- **Task to complete**:
Every entry in the data that follows should come back exactly, pictures aside.

======== Task input

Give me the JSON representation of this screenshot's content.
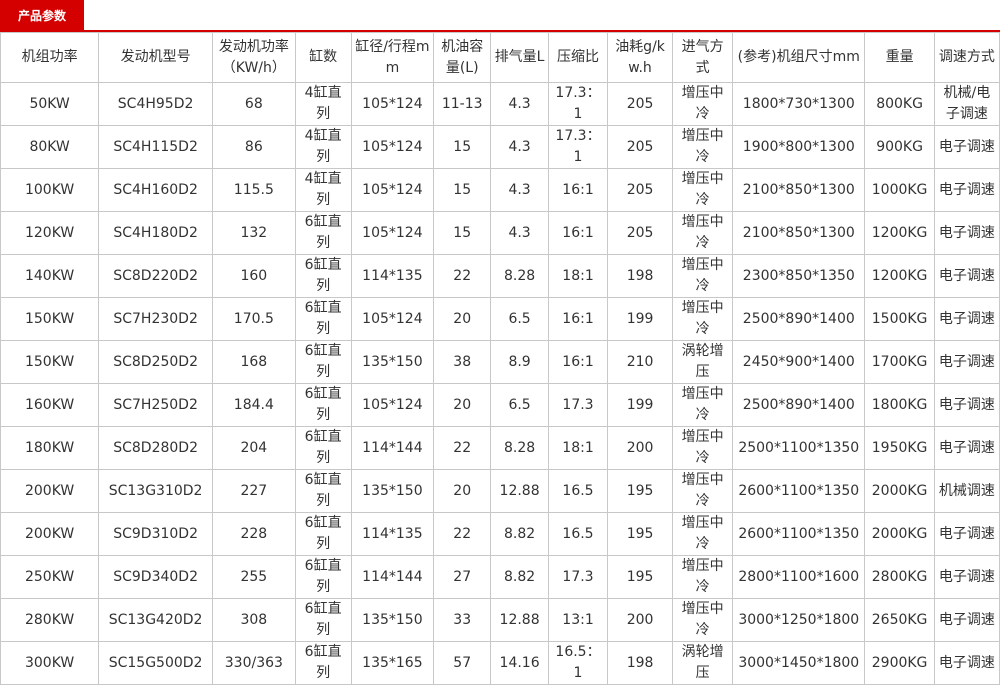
{
  "tab": {
    "label": "产品参数"
  },
  "table": {
    "headers": [
      "机组功率",
      "发动机型号",
      "发动机功率（KW/h）",
      "缸数",
      "缸径/行程mm",
      "机油容量(L)",
      "排气量L",
      "压缩比",
      "油耗g/kw.h",
      "进气方式",
      "(参考)机组尺寸mm",
      "重量",
      "调速方式"
    ],
    "rows": [
      [
        "50KW",
        "SC4H95D2",
        "68",
        "4缸直列",
        "105*124",
        "11-13",
        "4.3",
        "17.3：1",
        "205",
        "增压中冷",
        "1800*730*1300",
        "800KG",
        "机械/电子调速"
      ],
      [
        "80KW",
        "SC4H115D2",
        "86",
        "4缸直列",
        "105*124",
        "15",
        "4.3",
        "17.3：1",
        "205",
        "增压中冷",
        "1900*800*1300",
        "900KG",
        "电子调速"
      ],
      [
        "100KW",
        "SC4H160D2",
        "115.5",
        "4缸直列",
        "105*124",
        "15",
        "4.3",
        "16:1",
        "205",
        "增压中冷",
        "2100*850*1300",
        "1000KG",
        "电子调速"
      ],
      [
        "120KW",
        "SC4H180D2",
        "132",
        "6缸直列",
        "105*124",
        "15",
        "4.3",
        "16:1",
        "205",
        "增压中冷",
        "2100*850*1300",
        "1200KG",
        "电子调速"
      ],
      [
        "140KW",
        "SC8D220D2",
        "160",
        "6缸直列",
        "114*135",
        "22",
        "8.28",
        "18:1",
        "198",
        "增压中冷",
        "2300*850*1350",
        "1200KG",
        "电子调速"
      ],
      [
        "150KW",
        "SC7H230D2",
        "170.5",
        "6缸直列",
        "105*124",
        "20",
        "6.5",
        "16:1",
        "199",
        "增压中冷",
        "2500*890*1400",
        "1500KG",
        "电子调速"
      ],
      [
        "150KW",
        "SC8D250D2",
        "168",
        "6缸直列",
        "135*150",
        "38",
        "8.9",
        "16:1",
        "210",
        "涡轮增压",
        "2450*900*1400",
        "1700KG",
        "电子调速"
      ],
      [
        "160KW",
        "SC7H250D2",
        "184.4",
        "6缸直列",
        "105*124",
        "20",
        "6.5",
        "17.3",
        "199",
        "增压中冷",
        "2500*890*1400",
        "1800KG",
        "电子调速"
      ],
      [
        "180KW",
        "SC8D280D2",
        "204",
        "6缸直列",
        "114*144",
        "22",
        "8.28",
        "18:1",
        "200",
        "增压中冷",
        "2500*1100*1350",
        "1950KG",
        "电子调速"
      ],
      [
        "200KW",
        "SC13G310D2",
        "227",
        "6缸直列",
        "135*150",
        "20",
        "12.88",
        "16.5",
        "195",
        "增压中冷",
        "2600*1100*1350",
        "2000KG",
        "机械调速"
      ],
      [
        "200KW",
        "SC9D310D2",
        "228",
        "6缸直列",
        "114*135",
        "22",
        "8.82",
        "16.5",
        "195",
        "增压中冷",
        "2600*1100*1350",
        "2000KG",
        "电子调速"
      ],
      [
        "250KW",
        "SC9D340D2",
        "255",
        "6缸直列",
        "114*144",
        "27",
        "8.82",
        "17.3",
        "195",
        "增压中冷",
        "2800*1100*1600",
        "2800KG",
        "电子调速"
      ],
      [
        "280KW",
        "SC13G420D2",
        "308",
        "6缸直列",
        "135*150",
        "33",
        "12.88",
        "13:1",
        "200",
        "增压中冷",
        "3000*1250*1800",
        "2650KG",
        "电子调速"
      ],
      [
        "300KW",
        "SC15G500D2",
        "330/363",
        "6缸直列",
        "135*165",
        "57",
        "14.16",
        "16.5：1",
        "198",
        "涡轮增压",
        "3000*1450*1800",
        "2900KG",
        "电子调速"
      ]
    ]
  }
}
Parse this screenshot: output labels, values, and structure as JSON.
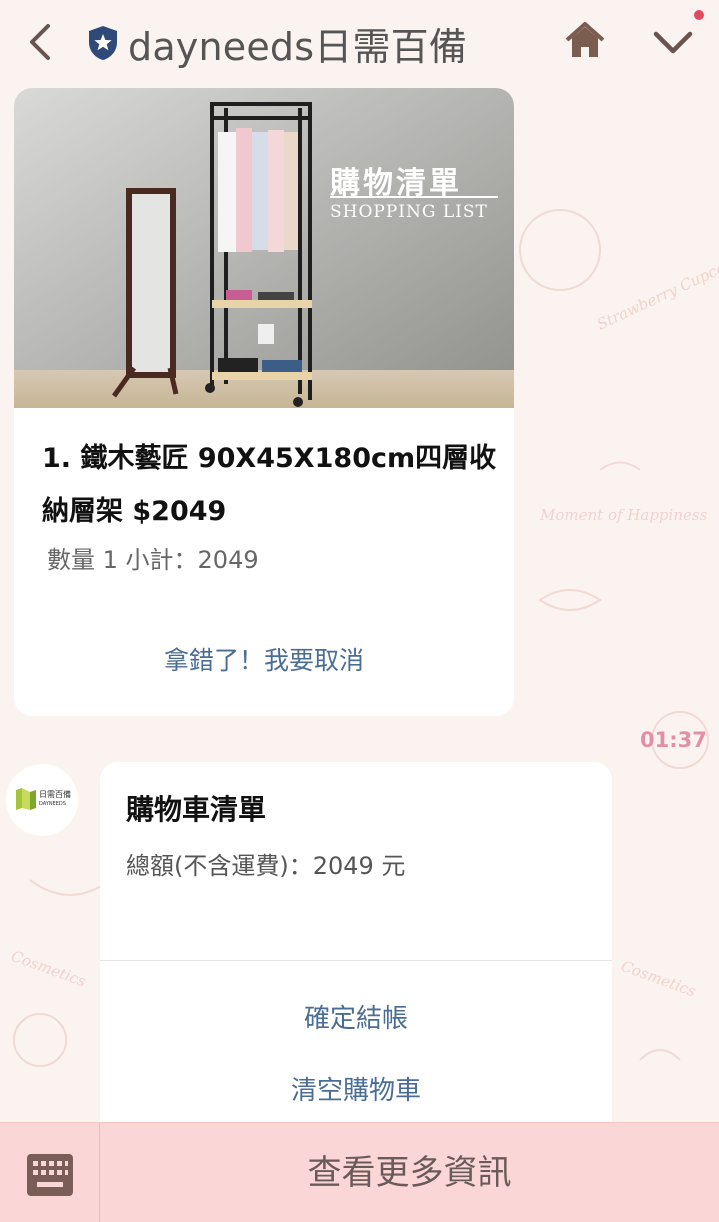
{
  "header": {
    "title": "dayneeds日需百備",
    "back_icon": "back-arrow-icon",
    "badge_icon": "verified-shield-icon",
    "home_icon": "home-icon",
    "menu_icon": "chevron-down-icon",
    "notification_dot": true
  },
  "product_card": {
    "hero_title": "購物清單",
    "hero_subtitle": "SHOPPING LIST",
    "name": "1. 鐵木藝匠 90X45X180cm四層收納層架 $2049",
    "quantity_line": "數量 1 小計：2049",
    "cancel_label": "拿錯了！我要取消"
  },
  "timestamp": "01:37",
  "avatar": {
    "brand_text": "日需百備",
    "brand_sub": "DAYNEEDS"
  },
  "cart_card": {
    "title": "購物車清單",
    "total": "總額(不含運費)：2049 元",
    "checkout_label": "確定結帳",
    "clear_label": "清空購物車"
  },
  "bottom_bar": {
    "keyboard_icon": "keyboard-icon",
    "more_label": "查看更多資訊"
  },
  "colors": {
    "accent_link": "#4a6d95",
    "timestamp": "#e290a8",
    "bottom_bar": "#fbd6d6",
    "background": "#fbf3ef"
  }
}
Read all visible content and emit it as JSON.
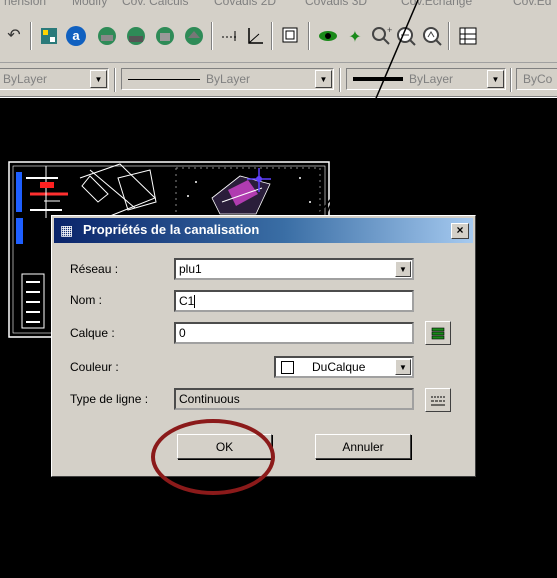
{
  "menubar": {
    "items": [
      "nension",
      "Modify",
      "Cov. Calculs",
      "Covadis 2D",
      "Covadis 3D",
      "Cov.Echange",
      "Cov.Ed"
    ]
  },
  "toolbar": {
    "icons": [
      "undo-arrow-icon",
      "layer-manager-icon",
      "covadis-a-icon",
      "globe-tool-icon",
      "globe-print-icon",
      "globe-settings-icon",
      "globe-house-icon",
      "dimension-icon",
      "ucs-icon",
      "zoom-window-icon",
      "orbit-eye-icon",
      "pan-hand-icon",
      "zoom-realtime-icon",
      "zoom-previous-icon",
      "zoom-extents-icon",
      "grid-icon"
    ]
  },
  "props": {
    "layer_combo": "ByLayer",
    "linetype_combo": "ByLayer",
    "lineweight_combo": "ByLayer",
    "color_combo": "ByCo"
  },
  "dialog": {
    "title": "Propriétés de la canalisation",
    "close_label": "×",
    "labels": {
      "reseau": "Réseau :",
      "nom": "Nom :",
      "calque": "Calque :",
      "couleur": "Couleur :",
      "type_ligne": "Type de ligne :"
    },
    "values": {
      "reseau": "plu1",
      "nom": "C1",
      "calque": "0",
      "couleur": "DuCalque",
      "type_ligne": "Continuous"
    },
    "buttons": {
      "ok": "OK",
      "cancel": "Annuler"
    }
  },
  "colors": {
    "annotation_circle": "#8b1a1a",
    "titlebar_start": "#0a246a",
    "drawing_background": "#000000"
  }
}
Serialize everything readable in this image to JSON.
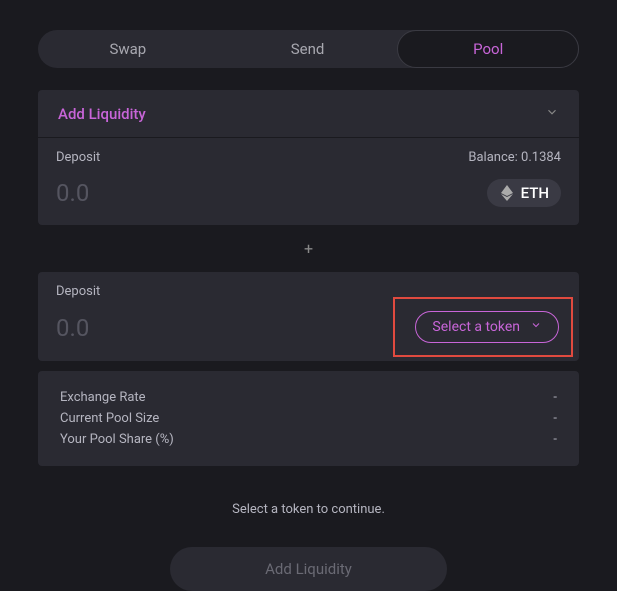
{
  "tabs": {
    "swap": "Swap",
    "send": "Send",
    "pool": "Pool"
  },
  "panel": {
    "title": "Add Liquidity"
  },
  "deposit1": {
    "label": "Deposit",
    "balance_label": "Balance: 0.1384",
    "amount": "0.0",
    "token_symbol": "ETH"
  },
  "plus": "+",
  "deposit2": {
    "label": "Deposit",
    "amount": "0.0",
    "select_label": "Select a token"
  },
  "stats": {
    "exchange_rate_label": "Exchange Rate",
    "exchange_rate_value": "-",
    "pool_size_label": "Current Pool Size",
    "pool_size_value": "-",
    "pool_share_label": "Your Pool Share (%)",
    "pool_share_value": "-"
  },
  "helper": "Select a token to continue.",
  "add_button": "Add Liquidity"
}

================

- **Reply**:
Give me the JSON representation of this screenshot's content.
{
  "tab": {
    "label": "产品参数"
  },
  "table": {
    "headers": [
      "机组功率",
      "发动机型号",
      "发动机功率（KW/h）",
      "缸数",
      "缸径/行程mm",
      "机油容量(L)",
      "排气量L",
      "压缩比",
      "油耗g/kw.h",
      "进气方式",
      "(参考)机组尺寸mm",
      "重量",
      "调速方式"
    ],
    "rows": [
      [
        "50KW",
        "SC4H95D2",
        "68",
        "4缸直列",
        "105*124",
        "11-13",
        "4.3",
        "17.3：1",
        "205",
        "增压中冷",
        "1800*730*1300",
        "800KG",
        "机械/电子调速"
      ],
      [
        "80KW",
        "SC4H115D2",
        "86",
        "4缸直列",
        "105*124",
        "15",
        "4.3",
        "17.3：1",
        "205",
        "增压中冷",
        "1900*800*1300",
        "900KG",
        "电子调速"
      ],
      [
        "100KW",
        "SC4H160D2",
        "115.5",
        "4缸直列",
        "105*124",
        "15",
        "4.3",
        "16:1",
        "205",
        "增压中冷",
        "2100*850*1300",
        "1000KG",
        "电子调速"
      ],
      [
        "120KW",
        "SC4H180D2",
        "132",
        "6缸直列",
        "105*124",
        "15",
        "4.3",
        "16:1",
        "205",
        "增压中冷",
        "2100*850*1300",
        "1200KG",
        "电子调速"
      ],
      [
        "140KW",
        "SC8D220D2",
        "160",
        "6缸直列",
        "114*135",
        "22",
        "8.28",
        "18:1",
        "198",
        "增压中冷",
        "2300*850*1350",
        "1200KG",
        "电子调速"
      ],
      [
        "150KW",
        "SC7H230D2",
        "170.5",
        "6缸直列",
        "105*124",
        "20",
        "6.5",
        "16:1",
        "199",
        "增压中冷",
        "2500*890*1400",
        "1500KG",
        "电子调速"
      ],
      [
        "150KW",
        "SC8D250D2",
        "168",
        "6缸直列",
        "135*150",
        "38",
        "8.9",
        "16:1",
        "210",
        "涡轮增压",
        "2450*900*1400",
        "1700KG",
        "电子调速"
      ],
      [
        "160KW",
        "SC7H250D2",
        "184.4",
        "6缸直列",
        "105*124",
        "20",
        "6.5",
        "17.3",
        "199",
        "增压中冷",
        "2500*890*1400",
        "1800KG",
        "电子调速"
      ],
      [
        "180KW",
        "SC8D280D2",
        "204",
        "6缸直列",
        "114*144",
        "22",
        "8.28",
        "18:1",
        "200",
        "增压中冷",
        "2500*1100*1350",
        "1950KG",
        "电子调速"
      ],
      [
        "200KW",
        "SC13G310D2",
        "227",
        "6缸直列",
        "135*150",
        "20",
        "12.88",
        "16.5",
        "195",
        "增压中冷",
        "2600*1100*1350",
        "2000KG",
        "机械调速"
      ],
      [
        "200KW",
        "SC9D310D2",
        "228",
        "6缸直列",
        "114*135",
        "22",
        "8.82",
        "16.5",
        "195",
        "增压中冷",
        "2600*1100*1350",
        "2000KG",
        "电子调速"
      ],
      [
        "250KW",
        "SC9D340D2",
        "255",
        "6缸直列",
        "114*144",
        "27",
        "8.82",
        "17.3",
        "195",
        "增压中冷",
        "2800*1100*1600",
        "2800KG",
        "电子调速"
      ],
      [
        "280KW",
        "SC13G420D2",
        "308",
        "6缸直列",
        "135*150",
        "33",
        "12.88",
        "13:1",
        "200",
        "增压中冷",
        "3000*1250*1800",
        "2650KG",
        "电子调速"
      ],
      [
        "300KW",
        "SC15G500D2",
        "330/363",
        "6缸直列",
        "135*165",
        "57",
        "14.16",
        "16.5：1",
        "198",
        "涡轮增压",
        "3000*1450*1800",
        "2900KG",
        "电子调速"
      ]
    ]
  }
}
Parse this screenshot: output labels, values, and structure as JSON.
{
  "header": {
    "title": "dayneeds日需百備",
    "back_icon": "back-arrow-icon",
    "badge_icon": "verified-shield-icon",
    "home_icon": "home-icon",
    "menu_icon": "chevron-down-icon",
    "notification_dot": true
  },
  "product_card": {
    "hero_title": "購物清單",
    "hero_subtitle": "SHOPPING LIST",
    "name": "1. 鐵木藝匠 90X45X180cm四層收納層架 $2049",
    "quantity_line": "數量 1 小計：2049",
    "cancel_label": "拿錯了！我要取消"
  },
  "timestamp": "01:37",
  "avatar": {
    "brand_text": "日需百備",
    "brand_sub": "DAYNEEDS"
  },
  "cart_card": {
    "title": "購物車清單",
    "total": "總額(不含運費)：2049 元",
    "checkout_label": "確定結帳",
    "clear_label": "清空購物車"
  },
  "bottom_bar": {
    "keyboard_icon": "keyboard-icon",
    "more_label": "查看更多資訊"
  },
  "colors": {
    "accent_link": "#4a6d95",
    "timestamp": "#e290a8",
    "bottom_bar": "#fbd6d6",
    "background": "#fbf3ef"
  }
}
Read all visible content and emit it as JSON.
{
  "menubar": {
    "items": [
      "nension",
      "Modify",
      "Cov. Calculs",
      "Covadis 2D",
      "Covadis 3D",
      "Cov.Echange",
      "Cov.Ed"
    ]
  },
  "toolbar": {
    "icons": [
      "undo-arrow-icon",
      "layer-manager-icon",
      "covadis-a-icon",
      "globe-tool-icon",
      "globe-print-icon",
      "globe-settings-icon",
      "globe-house-icon",
      "dimension-icon",
      "ucs-icon",
      "zoom-window-icon",
      "orbit-eye-icon",
      "pan-hand-icon",
      "zoom-realtime-icon",
      "zoom-previous-icon",
      "zoom-extents-icon",
      "grid-icon"
    ]
  },
  "props": {
    "layer_combo": "ByLayer",
    "linetype_combo": "ByLayer",
    "lineweight_combo": "ByLayer",
    "color_combo": "ByCo"
  },
  "dialog": {
    "title": "Propriétés de la canalisation",
    "close_label": "×",
    "labels": {
      "reseau": "Réseau :",
      "nom": "Nom :",
      "calque": "Calque :",
      "couleur": "Couleur :",
      "type_ligne": "Type de ligne :"
    },
    "values": {
      "reseau": "plu1",
      "nom": "C1",
      "calque": "0",
      "couleur": "DuCalque",
      "type_ligne": "Continuous"
    },
    "buttons": {
      "ok": "OK",
      "cancel": "Annuler"
    }
  },
  "colors": {
    "annotation_circle": "#8b1a1a",
    "titlebar_start": "#0a246a",
    "drawing_background": "#000000"
  }
}
Serialize everything readable in this image to JSON.
{
  "tabs": {
    "swap": "Swap",
    "send": "Send",
    "pool": "Pool"
  },
  "panel": {
    "title": "Add Liquidity"
  },
  "deposit1": {
    "label": "Deposit",
    "balance_label": "Balance: 0.1384",
    "amount": "0.0",
    "token_symbol": "ETH"
  },
  "plus": "+",
  "deposit2": {
    "label": "Deposit",
    "amount": "0.0",
    "select_label": "Select a token"
  },
  "stats": {
    "exchange_rate_label": "Exchange Rate",
    "exchange_rate_value": "-",
    "pool_size_label": "Current Pool Size",
    "pool_size_value": "-",
    "pool_share_label": "Your Pool Share (%)",
    "pool_share_value": "-"
  },
  "helper": "Select a token to continue.",
  "add_button": "Add Liquidity"
}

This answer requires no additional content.